> Dataset records:

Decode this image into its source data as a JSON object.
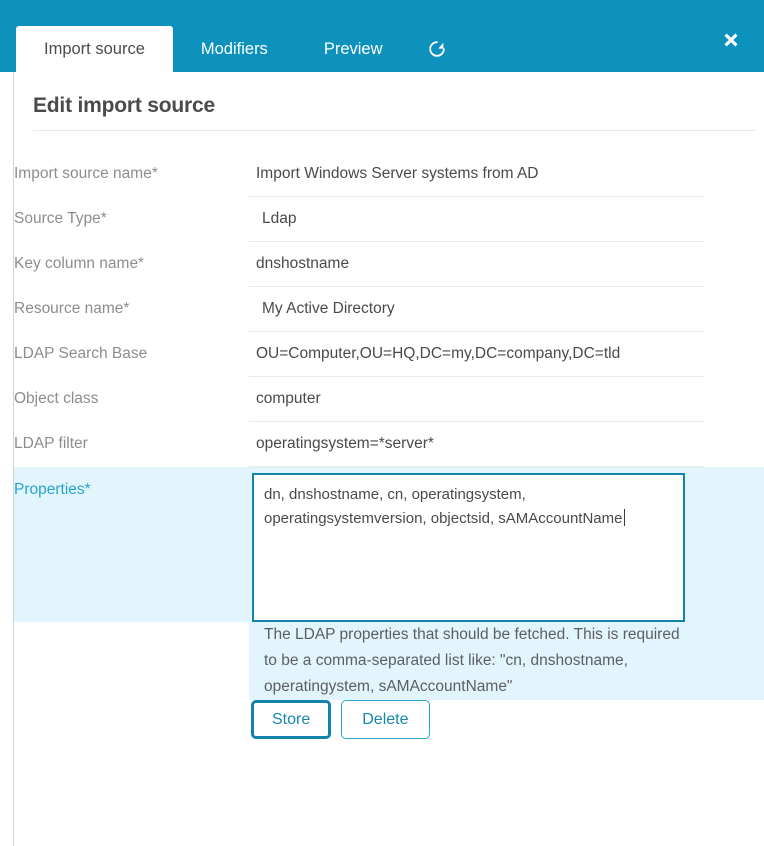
{
  "window": {
    "accent_color": "#0d91bd",
    "highlight_bg": "#e3f5fc",
    "link_color": "#27a4cc"
  },
  "tabs": [
    {
      "label": "Import source",
      "active": true
    },
    {
      "label": "Modifiers",
      "active": false
    },
    {
      "label": "Preview",
      "active": false
    }
  ],
  "header": {
    "refresh_icon": "refresh-icon",
    "close_icon": "close-icon"
  },
  "page": {
    "title": "Edit import source"
  },
  "form": {
    "fields": [
      {
        "label": "Import source name*",
        "value": "Import Windows Server systems from AD",
        "kind": "text"
      },
      {
        "label": "Source Type*",
        "value": "Ldap",
        "kind": "select"
      },
      {
        "label": "Key column name*",
        "value": "dnshostname",
        "kind": "text"
      },
      {
        "label": "Resource name*",
        "value": "My Active Directory",
        "kind": "select"
      },
      {
        "label": "LDAP Search Base",
        "value": "OU=Computer,OU=HQ,DC=my,DC=company,DC=tld",
        "kind": "text"
      },
      {
        "label": "Object class",
        "value": "computer",
        "kind": "text"
      },
      {
        "label": "LDAP filter",
        "value": "operatingsystem=*server*",
        "kind": "text"
      }
    ],
    "properties": {
      "label": "Properties*",
      "value": "dn, dnshostname, cn, operatingsystem, operatingsystemversion, objectsid, sAMAccountName",
      "help": "The LDAP properties that should be fetched. This is required to be a comma-separated list like: \"cn, dnshostname, operatingystem, sAMAccountName\""
    }
  },
  "actions": {
    "store_label": "Store",
    "delete_label": "Delete"
  }
}
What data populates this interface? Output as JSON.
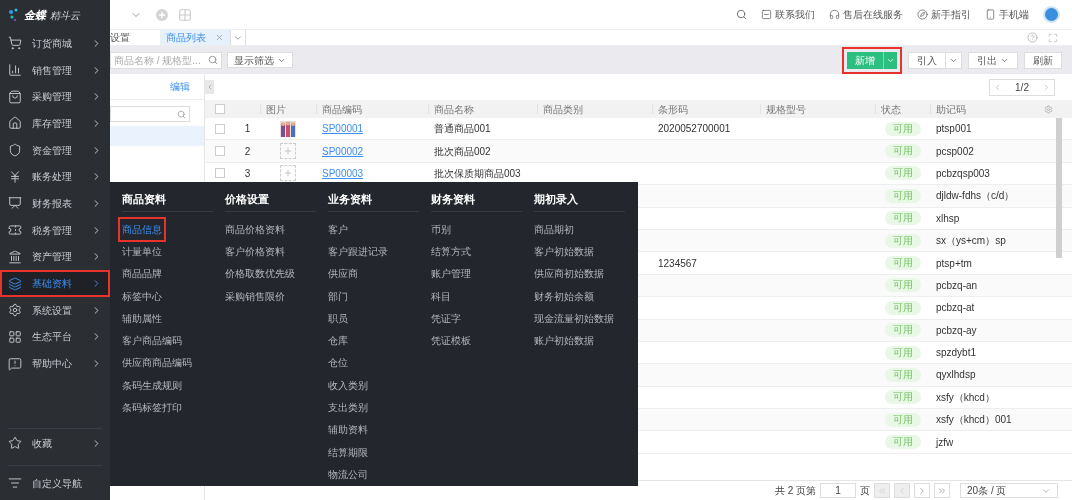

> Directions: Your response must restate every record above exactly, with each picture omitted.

> Output of the exercise:
Decode this image into its source data as a JSON object.
{
  "window": {
    "accent_color": "#0d91bd",
    "highlight_bg": "#e3f5fc",
    "link_color": "#27a4cc"
  },
  "tabs": [
    {
      "label": "Import source",
      "active": true
    },
    {
      "label": "Modifiers",
      "active": false
    },
    {
      "label": "Preview",
      "active": false
    }
  ],
  "header": {
    "refresh_icon": "refresh-icon",
    "close_icon": "close-icon"
  },
  "page": {
    "title": "Edit import source"
  },
  "form": {
    "fields": [
      {
        "label": "Import source name*",
        "value": "Import Windows Server systems from AD",
        "kind": "text"
      },
      {
        "label": "Source Type*",
        "value": "Ldap",
        "kind": "select"
      },
      {
        "label": "Key column name*",
        "value": "dnshostname",
        "kind": "text"
      },
      {
        "label": "Resource name*",
        "value": "My Active Directory",
        "kind": "select"
      },
      {
        "label": "LDAP Search Base",
        "value": "OU=Computer,OU=HQ,DC=my,DC=company,DC=tld",
        "kind": "text"
      },
      {
        "label": "Object class",
        "value": "computer",
        "kind": "text"
      },
      {
        "label": "LDAP filter",
        "value": "operatingsystem=*server*",
        "kind": "text"
      }
    ],
    "properties": {
      "label": "Properties*",
      "value": "dn, dnshostname, cn, operatingsystem, operatingsystemversion, objectsid, sAMAccountName",
      "help": "The LDAP properties that should be fetched. This is required to be a comma-separated list like: \"cn, dnshostname, operatingystem, sAMAccountName\""
    }
  },
  "actions": {
    "store_label": "Store",
    "delete_label": "Delete"
  }
}
What data populates this interface? Output as JSON.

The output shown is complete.